- **ASSIGNMENT**: Down to the last line, write out the entries below exactly and omit all pictures.

[Data about app and page elements]

※ ※ ※

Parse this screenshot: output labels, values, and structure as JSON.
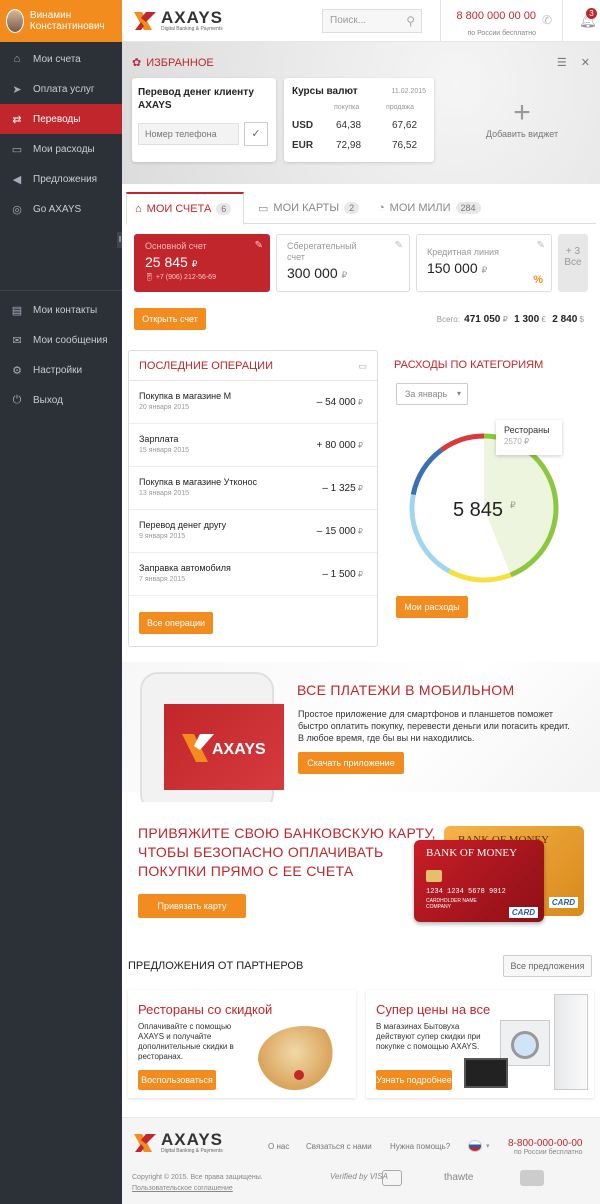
{
  "user": {
    "name": "Винамин Константинович"
  },
  "sidebar": {
    "items": [
      {
        "label": "Мои счета",
        "icon": "bank-icon",
        "glyph": "⌂"
      },
      {
        "label": "Оплата услуг",
        "icon": "send-icon",
        "glyph": "➤"
      },
      {
        "label": "Переводы",
        "icon": "transfer-icon",
        "glyph": "⇄"
      },
      {
        "label": "Мои расходы",
        "icon": "wallet-icon",
        "glyph": "▭"
      },
      {
        "label": "Предложения",
        "icon": "megaphone-icon",
        "glyph": "◀"
      },
      {
        "label": "Go AXAYS",
        "icon": "go-icon",
        "glyph": "◎"
      }
    ],
    "items2": [
      {
        "label": "Мои контакты",
        "icon": "contacts-icon",
        "glyph": "▤"
      },
      {
        "label": "Мои сообщения",
        "icon": "mail-icon",
        "glyph": "✉"
      },
      {
        "label": "Настройки",
        "icon": "gear-icon",
        "glyph": "⚙"
      },
      {
        "label": "Выход",
        "icon": "power-icon",
        "glyph": "⏻"
      }
    ],
    "active_index": 2
  },
  "header": {
    "logo": "AXAYS",
    "logo_sub": "Digital Banking & Payments",
    "search_placeholder": "Поиск...",
    "phone": "8 800 000 00 00",
    "phone_note": "по России бесплатно",
    "notifications": "3"
  },
  "favorites": {
    "title": "ИЗБРАННОЕ",
    "transfer_widget": {
      "title": "Перевод денег клиенту AXAYS",
      "placeholder": "Номер телефона"
    },
    "rates_widget": {
      "title": "Курсы валют",
      "date": "11.02.2015",
      "buy_label": "покупка",
      "sell_label": "продажа",
      "rows": [
        {
          "currency": "USD",
          "buy": "64,38",
          "sell": "67,62"
        },
        {
          "currency": "EUR",
          "buy": "72,98",
          "sell": "76,52"
        }
      ]
    },
    "add_widget": "Добавить виджет"
  },
  "tabs": [
    {
      "label": "МОИ СЧЕТА",
      "count": "6"
    },
    {
      "label": "МОИ КАРТЫ",
      "count": "2"
    },
    {
      "label": "МОИ МИЛИ",
      "count": "284"
    }
  ],
  "accounts": [
    {
      "name": "Основной счет",
      "value": "25 845",
      "currency": "₽",
      "sub": "+7 (906) 212-56-69"
    },
    {
      "name": "Сберегательный счет",
      "value": "300 000",
      "currency": "₽"
    },
    {
      "name": "Кредитная линия",
      "value": "150 000",
      "currency": "₽",
      "extra": "%"
    }
  ],
  "more_accounts": "+ 3 Все",
  "open_account": "Открыть счет",
  "totals": {
    "label": "Всего:",
    "rub": "471 050",
    "rub_cur": "₽",
    "eur": "1 300",
    "eur_cur": "€",
    "usd": "2 840",
    "usd_cur": "$"
  },
  "operations": {
    "title": "ПОСЛЕДНИЕ ОПЕРАЦИИ",
    "rows": [
      {
        "name": "Покупка в магазине М",
        "date": "20 января 2015",
        "amount": "– 54 000",
        "cur": "₽"
      },
      {
        "name": "Зарплата",
        "date": "15 января 2015",
        "amount": "+ 80 000",
        "cur": "₽"
      },
      {
        "name": "Покупка в магазине Утконос",
        "date": "13 января 2015",
        "amount": "– 1 325",
        "cur": "₽"
      },
      {
        "name": "Перевод денег другу",
        "date": "9 января 2015",
        "amount": "– 15 000",
        "cur": "₽"
      },
      {
        "name": "Заправка автомобиля",
        "date": "7 января 2015",
        "amount": "– 1 500",
        "cur": "₽"
      }
    ],
    "all_button": "Все операции"
  },
  "categories": {
    "title": "РАСХОДЫ ПО КАТЕГОРИЯМ",
    "period": "За январь",
    "total": "5 845",
    "total_cur": "₽",
    "tooltip_name": "Рестораны",
    "tooltip_value": "2570",
    "tooltip_cur": "₽",
    "button": "Мои расходы"
  },
  "chart_data": {
    "type": "pie",
    "total": 5845,
    "labels": [
      "Рестораны"
    ],
    "values": [
      2570
    ],
    "colors": [
      "#8dc63f",
      "#f7e03c",
      "#9fd6ee",
      "#3b6fb6",
      "#d93a3a"
    ]
  },
  "mobile_promo": {
    "title": "ВСЕ ПЛАТЕЖИ В МОБИЛЬНОМ",
    "text": "Простое приложение для смартфонов и планшетов поможет быстро оплатить покупку, перевести деньги или погасить кредит. В любое время, где бы вы ни находились.",
    "button": "Скачать приложение"
  },
  "card_promo": {
    "title_l1": "ПРИВЯЖИТЕ СВОЮ БАНКОВСКУЮ КАРТУ,",
    "title_l2": "ЧТОБЫ БЕЗОПАСНО ОПЛАЧИВАТЬ",
    "title_l3": "ПОКУПКИ ПРЯМО С ЕЕ СЧЕТА",
    "button": "Привязать карту",
    "card_bank": "BANK OF MONEY",
    "card_number": "1234 1234 5678 9012",
    "card_holder": "CARDHOLDER NAME",
    "card_company": "COMPANY",
    "card_brand": "CARD"
  },
  "partners": {
    "title": "ПРЕДЛОЖЕНИЯ ОТ ПАРТНЕРОВ",
    "all_button": "Все предложения",
    "offers": [
      {
        "title": "Рестораны со скидкой",
        "text": "Оплачивайте с помощью AXAYS и получайте дополнительные скидки в ресторанах.",
        "button": "Воспользоваться"
      },
      {
        "title": "Супер цены на все",
        "text": "В магазинах Бытовуха действуют супер скидки при покупке с помощью AXAYS.",
        "button": "Узнать подробнее"
      }
    ]
  },
  "footer": {
    "links": [
      "О нас",
      "Связаться с нами",
      "Нужна помощь?"
    ],
    "phone": "8-800-000-00-00",
    "phone_note": "по России бесплатно",
    "copyright": "Copyright © 2015. Все права защищены.",
    "agreement": "Пользовательское соглашение",
    "seals": [
      "Verified by VISA",
      "thawte"
    ]
  }
}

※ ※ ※

- **OUTPUT OF THE TASK**:
Parse this screenshot: output labels, values, and structure as JSON.
{
  "user": {
    "name": "Винамин Константинович"
  },
  "sidebar": {
    "items": [
      {
        "label": "Мои счета",
        "icon": "bank-icon",
        "glyph": "⌂"
      },
      {
        "label": "Оплата услуг",
        "icon": "send-icon",
        "glyph": "➤"
      },
      {
        "label": "Переводы",
        "icon": "transfer-icon",
        "glyph": "⇄"
      },
      {
        "label": "Мои расходы",
        "icon": "wallet-icon",
        "glyph": "▭"
      },
      {
        "label": "Предложения",
        "icon": "megaphone-icon",
        "glyph": "◀"
      },
      {
        "label": "Go AXAYS",
        "icon": "go-icon",
        "glyph": "◎"
      }
    ],
    "items2": [
      {
        "label": "Мои контакты",
        "icon": "contacts-icon",
        "glyph": "▤"
      },
      {
        "label": "Мои сообщения",
        "icon": "mail-icon",
        "glyph": "✉"
      },
      {
        "label": "Настройки",
        "icon": "gear-icon",
        "glyph": "⚙"
      },
      {
        "label": "Выход",
        "icon": "power-icon",
        "glyph": "⏻"
      }
    ],
    "active_index": 2
  },
  "header": {
    "logo": "AXAYS",
    "logo_sub": "Digital Banking & Payments",
    "search_placeholder": "Поиск...",
    "phone": "8 800 000 00 00",
    "phone_note": "по России бесплатно",
    "notifications": "3"
  },
  "favorites": {
    "title": "ИЗБРАННОЕ",
    "transfer_widget": {
      "title": "Перевод денег клиенту AXAYS",
      "placeholder": "Номер телефона"
    },
    "rates_widget": {
      "title": "Курсы валют",
      "date": "11.02.2015",
      "buy_label": "покупка",
      "sell_label": "продажа",
      "rows": [
        {
          "currency": "USD",
          "buy": "64,38",
          "sell": "67,62"
        },
        {
          "currency": "EUR",
          "buy": "72,98",
          "sell": "76,52"
        }
      ]
    },
    "add_widget": "Добавить виджет"
  },
  "tabs": [
    {
      "label": "МОИ СЧЕТА",
      "count": "6"
    },
    {
      "label": "МОИ КАРТЫ",
      "count": "2"
    },
    {
      "label": "МОИ МИЛИ",
      "count": "284"
    }
  ],
  "accounts": [
    {
      "name": "Основной счет",
      "value": "25 845",
      "currency": "₽",
      "sub": "+7 (906) 212-56-69"
    },
    {
      "name": "Сберегательный счет",
      "value": "300 000",
      "currency": "₽"
    },
    {
      "name": "Кредитная линия",
      "value": "150 000",
      "currency": "₽",
      "extra": "%"
    }
  ],
  "more_accounts": "+ 3 Все",
  "open_account": "Открыть счет",
  "totals": {
    "label": "Всего:",
    "rub": "471 050",
    "rub_cur": "₽",
    "eur": "1 300",
    "eur_cur": "€",
    "usd": "2 840",
    "usd_cur": "$"
  },
  "operations": {
    "title": "ПОСЛЕДНИЕ ОПЕРАЦИИ",
    "rows": [
      {
        "name": "Покупка в магазине М",
        "date": "20 января 2015",
        "amount": "– 54 000",
        "cur": "₽"
      },
      {
        "name": "Зарплата",
        "date": "15 января 2015",
        "amount": "+ 80 000",
        "cur": "₽"
      },
      {
        "name": "Покупка в магазине Утконос",
        "date": "13 января 2015",
        "amount": "– 1 325",
        "cur": "₽"
      },
      {
        "name": "Перевод денег другу",
        "date": "9 января 2015",
        "amount": "– 15 000",
        "cur": "₽"
      },
      {
        "name": "Заправка автомобиля",
        "date": "7 января 2015",
        "amount": "– 1 500",
        "cur": "₽"
      }
    ],
    "all_button": "Все операции"
  },
  "categories": {
    "title": "РАСХОДЫ ПО КАТЕГОРИЯМ",
    "period": "За январь",
    "total": "5 845",
    "total_cur": "₽",
    "tooltip_name": "Рестораны",
    "tooltip_value": "2570",
    "tooltip_cur": "₽",
    "button": "Мои расходы"
  },
  "chart_data": {
    "type": "pie",
    "total": 5845,
    "labels": [
      "Рестораны"
    ],
    "values": [
      2570
    ],
    "colors": [
      "#8dc63f",
      "#f7e03c",
      "#9fd6ee",
      "#3b6fb6",
      "#d93a3a"
    ]
  },
  "mobile_promo": {
    "title": "ВСЕ ПЛАТЕЖИ В МОБИЛЬНОМ",
    "text": "Простое приложение для смартфонов и планшетов поможет быстро оплатить покупку, перевести деньги или погасить кредит. В любое время, где бы вы ни находились.",
    "button": "Скачать приложение"
  },
  "card_promo": {
    "title_l1": "ПРИВЯЖИТЕ СВОЮ БАНКОВСКУЮ КАРТУ,",
    "title_l2": "ЧТОБЫ БЕЗОПАСНО ОПЛАЧИВАТЬ",
    "title_l3": "ПОКУПКИ ПРЯМО С ЕЕ СЧЕТА",
    "button": "Привязать карту",
    "card_bank": "BANK OF MONEY",
    "card_number": "1234 1234 5678 9012",
    "card_holder": "CARDHOLDER NAME",
    "card_company": "COMPANY",
    "card_brand": "CARD"
  },
  "partners": {
    "title": "ПРЕДЛОЖЕНИЯ ОТ ПАРТНЕРОВ",
    "all_button": "Все предложения",
    "offers": [
      {
        "title": "Рестораны со скидкой",
        "text": "Оплачивайте с помощью AXAYS и получайте дополнительные скидки в ресторанах.",
        "button": "Воспользоваться"
      },
      {
        "title": "Супер цены на все",
        "text": "В магазинах Бытовуха действуют супер скидки при покупке с помощью AXAYS.",
        "button": "Узнать подробнее"
      }
    ]
  },
  "footer": {
    "links": [
      "О нас",
      "Связаться с нами",
      "Нужна помощь?"
    ],
    "phone": "8-800-000-00-00",
    "phone_note": "по России бесплатно",
    "copyright": "Copyright © 2015. Все права защищены.",
    "agreement": "Пользовательское соглашение",
    "seals": [
      "Verified by VISA",
      "thawte"
    ]
  }
}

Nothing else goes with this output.